RECORDS PROVIDED.
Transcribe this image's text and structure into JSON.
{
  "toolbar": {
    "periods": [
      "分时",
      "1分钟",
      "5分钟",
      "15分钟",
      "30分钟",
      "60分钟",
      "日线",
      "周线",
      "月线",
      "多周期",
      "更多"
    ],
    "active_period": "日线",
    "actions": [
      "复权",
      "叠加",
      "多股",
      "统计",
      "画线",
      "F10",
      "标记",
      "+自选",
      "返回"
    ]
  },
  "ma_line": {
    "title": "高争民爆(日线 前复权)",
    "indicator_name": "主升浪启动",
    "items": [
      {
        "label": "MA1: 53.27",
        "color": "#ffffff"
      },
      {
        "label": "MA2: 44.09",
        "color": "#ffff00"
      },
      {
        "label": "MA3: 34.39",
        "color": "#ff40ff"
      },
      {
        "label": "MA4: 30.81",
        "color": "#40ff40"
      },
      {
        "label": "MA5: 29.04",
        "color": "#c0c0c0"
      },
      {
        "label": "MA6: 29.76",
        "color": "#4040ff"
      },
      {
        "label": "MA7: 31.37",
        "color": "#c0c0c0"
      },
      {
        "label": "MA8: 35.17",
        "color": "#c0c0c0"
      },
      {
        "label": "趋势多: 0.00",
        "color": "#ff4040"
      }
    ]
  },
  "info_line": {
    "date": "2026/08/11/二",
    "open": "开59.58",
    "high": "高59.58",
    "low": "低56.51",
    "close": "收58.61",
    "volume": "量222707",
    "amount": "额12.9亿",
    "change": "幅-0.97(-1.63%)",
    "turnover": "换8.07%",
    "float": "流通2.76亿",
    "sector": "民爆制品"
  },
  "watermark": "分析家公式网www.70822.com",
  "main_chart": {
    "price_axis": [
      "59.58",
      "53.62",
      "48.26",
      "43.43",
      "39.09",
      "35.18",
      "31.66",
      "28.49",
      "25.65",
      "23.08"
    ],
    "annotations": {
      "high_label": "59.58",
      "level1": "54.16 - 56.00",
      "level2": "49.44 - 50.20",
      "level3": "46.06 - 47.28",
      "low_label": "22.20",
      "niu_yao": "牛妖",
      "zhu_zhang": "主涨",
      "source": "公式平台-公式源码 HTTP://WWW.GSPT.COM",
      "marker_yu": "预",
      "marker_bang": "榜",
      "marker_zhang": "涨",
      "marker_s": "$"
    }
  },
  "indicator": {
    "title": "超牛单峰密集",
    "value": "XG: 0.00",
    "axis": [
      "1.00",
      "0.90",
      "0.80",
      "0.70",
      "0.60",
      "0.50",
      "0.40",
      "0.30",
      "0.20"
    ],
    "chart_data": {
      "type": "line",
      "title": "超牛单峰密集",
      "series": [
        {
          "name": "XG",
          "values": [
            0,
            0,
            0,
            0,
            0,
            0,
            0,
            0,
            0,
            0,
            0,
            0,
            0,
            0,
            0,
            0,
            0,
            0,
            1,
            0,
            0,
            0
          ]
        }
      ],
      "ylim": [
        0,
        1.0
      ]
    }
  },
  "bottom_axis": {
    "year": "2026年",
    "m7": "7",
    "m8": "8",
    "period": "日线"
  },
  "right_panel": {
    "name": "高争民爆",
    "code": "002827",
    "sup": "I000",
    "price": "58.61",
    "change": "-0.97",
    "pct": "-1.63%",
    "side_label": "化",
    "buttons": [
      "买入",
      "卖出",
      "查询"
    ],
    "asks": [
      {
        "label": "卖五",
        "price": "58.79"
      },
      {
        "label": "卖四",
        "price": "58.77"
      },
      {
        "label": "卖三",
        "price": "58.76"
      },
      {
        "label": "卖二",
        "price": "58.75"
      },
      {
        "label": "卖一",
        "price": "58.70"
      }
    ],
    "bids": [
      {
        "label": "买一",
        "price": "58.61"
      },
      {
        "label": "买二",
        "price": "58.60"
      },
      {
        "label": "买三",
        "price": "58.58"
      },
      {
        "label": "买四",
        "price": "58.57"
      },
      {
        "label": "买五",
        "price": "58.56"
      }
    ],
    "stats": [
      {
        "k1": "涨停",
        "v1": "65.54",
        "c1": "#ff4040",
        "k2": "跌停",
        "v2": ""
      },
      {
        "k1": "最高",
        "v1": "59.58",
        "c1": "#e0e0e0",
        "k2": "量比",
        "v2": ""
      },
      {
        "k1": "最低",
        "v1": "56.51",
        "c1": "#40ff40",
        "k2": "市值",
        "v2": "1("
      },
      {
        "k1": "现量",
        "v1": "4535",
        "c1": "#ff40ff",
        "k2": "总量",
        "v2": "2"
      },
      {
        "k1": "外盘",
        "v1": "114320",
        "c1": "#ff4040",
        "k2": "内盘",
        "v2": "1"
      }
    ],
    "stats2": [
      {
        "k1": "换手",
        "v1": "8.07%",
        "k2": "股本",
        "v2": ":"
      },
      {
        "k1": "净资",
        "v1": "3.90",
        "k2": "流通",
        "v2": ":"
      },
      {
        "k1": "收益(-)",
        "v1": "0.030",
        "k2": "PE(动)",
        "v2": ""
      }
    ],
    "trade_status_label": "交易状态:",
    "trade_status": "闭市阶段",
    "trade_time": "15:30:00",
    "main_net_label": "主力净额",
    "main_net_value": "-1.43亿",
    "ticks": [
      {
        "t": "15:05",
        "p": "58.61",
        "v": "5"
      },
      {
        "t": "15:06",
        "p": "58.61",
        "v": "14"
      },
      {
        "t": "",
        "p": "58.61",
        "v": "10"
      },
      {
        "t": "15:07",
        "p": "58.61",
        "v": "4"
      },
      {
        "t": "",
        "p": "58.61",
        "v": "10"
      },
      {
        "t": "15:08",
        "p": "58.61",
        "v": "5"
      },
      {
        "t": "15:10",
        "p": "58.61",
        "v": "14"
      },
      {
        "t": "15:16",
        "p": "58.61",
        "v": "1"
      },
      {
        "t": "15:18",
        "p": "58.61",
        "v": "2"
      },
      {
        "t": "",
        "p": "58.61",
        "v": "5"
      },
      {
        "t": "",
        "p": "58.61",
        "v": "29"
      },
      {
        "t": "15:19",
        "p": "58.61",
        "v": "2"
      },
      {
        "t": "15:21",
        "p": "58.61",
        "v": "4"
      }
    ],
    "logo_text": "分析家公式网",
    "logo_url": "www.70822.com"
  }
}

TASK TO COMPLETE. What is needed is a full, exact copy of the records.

RESPONSE BELOW.
Transcribe this image's text and structure into JSON.
{
  "toolbar": {
    "periods": [
      "分时",
      "1分钟",
      "5分钟",
      "15分钟",
      "30分钟",
      "60分钟",
      "日线",
      "周线",
      "月线",
      "多周期",
      "更多"
    ],
    "active_period": "日线",
    "actions": [
      "复权",
      "叠加",
      "多股",
      "统计",
      "画线",
      "F10",
      "标记",
      "+自选",
      "返回"
    ]
  },
  "ma_line": {
    "title": "高争民爆(日线 前复权)",
    "indicator_name": "主升浪启动",
    "items": [
      {
        "label": "MA1: 53.27",
        "color": "#ffffff"
      },
      {
        "label": "MA2: 44.09",
        "color": "#ffff00"
      },
      {
        "label": "MA3: 34.39",
        "color": "#ff40ff"
      },
      {
        "label": "MA4: 30.81",
        "color": "#40ff40"
      },
      {
        "label": "MA5: 29.04",
        "color": "#c0c0c0"
      },
      {
        "label": "MA6: 29.76",
        "color": "#4040ff"
      },
      {
        "label": "MA7: 31.37",
        "color": "#c0c0c0"
      },
      {
        "label": "MA8: 35.17",
        "color": "#c0c0c0"
      },
      {
        "label": "趋势多: 0.00",
        "color": "#ff4040"
      }
    ]
  },
  "info_line": {
    "date": "2026/08/11/二",
    "open": "开59.58",
    "high": "高59.58",
    "low": "低56.51",
    "close": "收58.61",
    "volume": "量222707",
    "amount": "额12.9亿",
    "change": "幅-0.97(-1.63%)",
    "turnover": "换8.07%",
    "float": "流通2.76亿",
    "sector": "民爆制品"
  },
  "watermark": "分析家公式网www.70822.com",
  "main_chart": {
    "price_axis": [
      "59.58",
      "53.62",
      "48.26",
      "43.43",
      "39.09",
      "35.18",
      "31.66",
      "28.49",
      "25.65",
      "23.08"
    ],
    "annotations": {
      "high_label": "59.58",
      "level1": "54.16 - 56.00",
      "level2": "49.44 - 50.20",
      "level3": "46.06 - 47.28",
      "low_label": "22.20",
      "niu_yao": "牛妖",
      "zhu_zhang": "主涨",
      "source": "公式平台-公式源码 HTTP://WWW.GSPT.COM",
      "marker_yu": "预",
      "marker_bang": "榜",
      "marker_zhang": "涨",
      "marker_s": "$"
    }
  },
  "indicator": {
    "title": "超牛单峰密集",
    "value": "XG: 0.00",
    "axis": [
      "1.00",
      "0.90",
      "0.80",
      "0.70",
      "0.60",
      "0.50",
      "0.40",
      "0.30",
      "0.20"
    ],
    "chart_data": {
      "type": "line",
      "title": "超牛单峰密集",
      "series": [
        {
          "name": "XG",
          "values": [
            0,
            0,
            0,
            0,
            0,
            0,
            0,
            0,
            0,
            0,
            0,
            0,
            0,
            0,
            0,
            0,
            0,
            0,
            1,
            0,
            0,
            0
          ]
        }
      ],
      "ylim": [
        0,
        1.0
      ]
    }
  },
  "bottom_axis": {
    "year": "2026年",
    "m7": "7",
    "m8": "8",
    "period": "日线"
  },
  "right_panel": {
    "name": "高争民爆",
    "code": "002827",
    "sup": "I000",
    "price": "58.61",
    "change": "-0.97",
    "pct": "-1.63%",
    "side_label": "化",
    "buttons": [
      "买入",
      "卖出",
      "查询"
    ],
    "asks": [
      {
        "label": "卖五",
        "price": "58.79"
      },
      {
        "label": "卖四",
        "price": "58.77"
      },
      {
        "label": "卖三",
        "price": "58.76"
      },
      {
        "label": "卖二",
        "price": "58.75"
      },
      {
        "label": "卖一",
        "price": "58.70"
      }
    ],
    "bids": [
      {
        "label": "买一",
        "price": "58.61"
      },
      {
        "label": "买二",
        "price": "58.60"
      },
      {
        "label": "买三",
        "price": "58.58"
      },
      {
        "label": "买四",
        "price": "58.57"
      },
      {
        "label": "买五",
        "price": "58.56"
      }
    ],
    "stats": [
      {
        "k1": "涨停",
        "v1": "65.54",
        "c1": "#ff4040",
        "k2": "跌停",
        "v2": ""
      },
      {
        "k1": "最高",
        "v1": "59.58",
        "c1": "#e0e0e0",
        "k2": "量比",
        "v2": ""
      },
      {
        "k1": "最低",
        "v1": "56.51",
        "c1": "#40ff40",
        "k2": "市值",
        "v2": "1("
      },
      {
        "k1": "现量",
        "v1": "4535",
        "c1": "#ff40ff",
        "k2": "总量",
        "v2": "2"
      },
      {
        "k1": "外盘",
        "v1": "114320",
        "c1": "#ff4040",
        "k2": "内盘",
        "v2": "1"
      }
    ],
    "stats2": [
      {
        "k1": "换手",
        "v1": "8.07%",
        "k2": "股本",
        "v2": ":"
      },
      {
        "k1": "净资",
        "v1": "3.90",
        "k2": "流通",
        "v2": ":"
      },
      {
        "k1": "收益(-)",
        "v1": "0.030",
        "k2": "PE(动)",
        "v2": ""
      }
    ],
    "trade_status_label": "交易状态:",
    "trade_status": "闭市阶段",
    "trade_time": "15:30:00",
    "main_net_label": "主力净额",
    "main_net_value": "-1.43亿",
    "ticks": [
      {
        "t": "15:05",
        "p": "58.61",
        "v": "5"
      },
      {
        "t": "15:06",
        "p": "58.61",
        "v": "14"
      },
      {
        "t": "",
        "p": "58.61",
        "v": "10"
      },
      {
        "t": "15:07",
        "p": "58.61",
        "v": "4"
      },
      {
        "t": "",
        "p": "58.61",
        "v": "10"
      },
      {
        "t": "15:08",
        "p": "58.61",
        "v": "5"
      },
      {
        "t": "15:10",
        "p": "58.61",
        "v": "14"
      },
      {
        "t": "15:16",
        "p": "58.61",
        "v": "1"
      },
      {
        "t": "15:18",
        "p": "58.61",
        "v": "2"
      },
      {
        "t": "",
        "p": "58.61",
        "v": "5"
      },
      {
        "t": "",
        "p": "58.61",
        "v": "29"
      },
      {
        "t": "15:19",
        "p": "58.61",
        "v": "2"
      },
      {
        "t": "15:21",
        "p": "58.61",
        "v": "4"
      }
    ],
    "logo_text": "分析家公式网",
    "logo_url": "www.70822.com"
  }
}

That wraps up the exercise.